▶ [Problem statement]: Filter the data below, keeping only lines that contain "Features".
Information supplied Start Marker
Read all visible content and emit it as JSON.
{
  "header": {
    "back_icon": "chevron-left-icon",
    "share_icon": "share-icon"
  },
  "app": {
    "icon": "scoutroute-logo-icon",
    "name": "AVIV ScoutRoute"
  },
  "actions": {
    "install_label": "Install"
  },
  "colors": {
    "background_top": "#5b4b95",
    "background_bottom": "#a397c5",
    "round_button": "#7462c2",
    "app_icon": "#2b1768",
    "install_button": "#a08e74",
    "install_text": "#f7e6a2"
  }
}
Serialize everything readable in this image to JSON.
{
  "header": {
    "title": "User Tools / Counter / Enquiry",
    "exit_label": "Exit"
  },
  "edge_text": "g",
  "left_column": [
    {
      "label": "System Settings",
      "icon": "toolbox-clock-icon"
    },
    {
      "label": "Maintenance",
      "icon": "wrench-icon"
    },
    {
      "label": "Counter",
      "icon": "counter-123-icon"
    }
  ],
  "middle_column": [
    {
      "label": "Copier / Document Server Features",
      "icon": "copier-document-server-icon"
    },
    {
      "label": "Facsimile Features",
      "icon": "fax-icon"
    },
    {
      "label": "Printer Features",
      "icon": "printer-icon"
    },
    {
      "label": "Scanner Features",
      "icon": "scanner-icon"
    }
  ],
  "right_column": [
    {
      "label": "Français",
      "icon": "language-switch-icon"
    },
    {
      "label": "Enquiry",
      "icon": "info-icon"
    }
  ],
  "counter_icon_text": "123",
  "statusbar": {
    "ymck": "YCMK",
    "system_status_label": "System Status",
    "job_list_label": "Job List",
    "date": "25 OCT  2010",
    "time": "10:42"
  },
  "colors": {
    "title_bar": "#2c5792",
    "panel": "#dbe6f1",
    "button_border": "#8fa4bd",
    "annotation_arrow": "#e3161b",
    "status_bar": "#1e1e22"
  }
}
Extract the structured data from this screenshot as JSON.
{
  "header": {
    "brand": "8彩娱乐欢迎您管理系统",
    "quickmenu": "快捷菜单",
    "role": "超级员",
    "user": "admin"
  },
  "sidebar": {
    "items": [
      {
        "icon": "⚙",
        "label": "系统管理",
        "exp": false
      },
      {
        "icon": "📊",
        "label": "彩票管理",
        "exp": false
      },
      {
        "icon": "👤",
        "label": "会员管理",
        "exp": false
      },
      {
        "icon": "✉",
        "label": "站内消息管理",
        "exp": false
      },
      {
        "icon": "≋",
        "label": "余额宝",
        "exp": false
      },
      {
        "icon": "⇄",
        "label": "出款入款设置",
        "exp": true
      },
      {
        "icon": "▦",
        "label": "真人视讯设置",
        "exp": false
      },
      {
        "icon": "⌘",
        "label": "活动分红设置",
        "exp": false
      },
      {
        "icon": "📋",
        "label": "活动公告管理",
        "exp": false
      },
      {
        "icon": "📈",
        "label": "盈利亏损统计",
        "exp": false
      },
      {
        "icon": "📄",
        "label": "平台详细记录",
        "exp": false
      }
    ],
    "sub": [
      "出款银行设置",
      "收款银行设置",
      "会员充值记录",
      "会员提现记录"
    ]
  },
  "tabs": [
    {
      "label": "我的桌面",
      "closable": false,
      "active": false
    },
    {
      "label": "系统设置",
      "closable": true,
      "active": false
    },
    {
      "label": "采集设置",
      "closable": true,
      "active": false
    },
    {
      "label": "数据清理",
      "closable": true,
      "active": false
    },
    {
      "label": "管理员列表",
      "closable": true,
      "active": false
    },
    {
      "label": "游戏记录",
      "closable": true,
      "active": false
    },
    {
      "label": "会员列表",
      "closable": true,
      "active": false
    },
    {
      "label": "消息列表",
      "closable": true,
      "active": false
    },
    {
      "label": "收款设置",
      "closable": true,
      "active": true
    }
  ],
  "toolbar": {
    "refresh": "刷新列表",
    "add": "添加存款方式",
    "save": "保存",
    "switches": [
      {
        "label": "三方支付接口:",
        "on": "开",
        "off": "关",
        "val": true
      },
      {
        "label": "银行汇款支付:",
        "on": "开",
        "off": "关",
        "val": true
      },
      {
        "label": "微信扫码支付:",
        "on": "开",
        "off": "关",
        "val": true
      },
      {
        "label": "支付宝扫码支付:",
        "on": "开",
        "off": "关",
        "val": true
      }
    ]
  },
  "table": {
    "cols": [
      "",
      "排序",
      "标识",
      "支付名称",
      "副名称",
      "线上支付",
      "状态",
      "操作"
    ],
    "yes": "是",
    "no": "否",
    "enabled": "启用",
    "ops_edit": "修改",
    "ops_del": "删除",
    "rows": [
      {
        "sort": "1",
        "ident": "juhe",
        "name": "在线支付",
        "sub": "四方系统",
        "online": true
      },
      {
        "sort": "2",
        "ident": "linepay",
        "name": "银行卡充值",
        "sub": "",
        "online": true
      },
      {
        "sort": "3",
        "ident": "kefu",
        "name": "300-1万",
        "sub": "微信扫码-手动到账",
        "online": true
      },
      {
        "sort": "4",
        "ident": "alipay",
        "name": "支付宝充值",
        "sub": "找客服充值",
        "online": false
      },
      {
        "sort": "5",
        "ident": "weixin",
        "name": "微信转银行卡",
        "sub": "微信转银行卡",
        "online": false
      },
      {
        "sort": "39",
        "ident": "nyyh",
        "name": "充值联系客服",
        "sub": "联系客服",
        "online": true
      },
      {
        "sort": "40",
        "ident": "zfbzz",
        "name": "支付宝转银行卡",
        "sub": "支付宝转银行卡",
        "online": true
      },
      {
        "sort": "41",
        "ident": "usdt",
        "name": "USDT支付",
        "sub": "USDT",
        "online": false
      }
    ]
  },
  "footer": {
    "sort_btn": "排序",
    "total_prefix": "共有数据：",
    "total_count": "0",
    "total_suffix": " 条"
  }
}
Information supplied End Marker
▶ [Response box]:
      "label": "Copier / Document Server Features",
      "label": "Facsimile Features",
      "label": "Printer Features",
      "label": "Scanner Features",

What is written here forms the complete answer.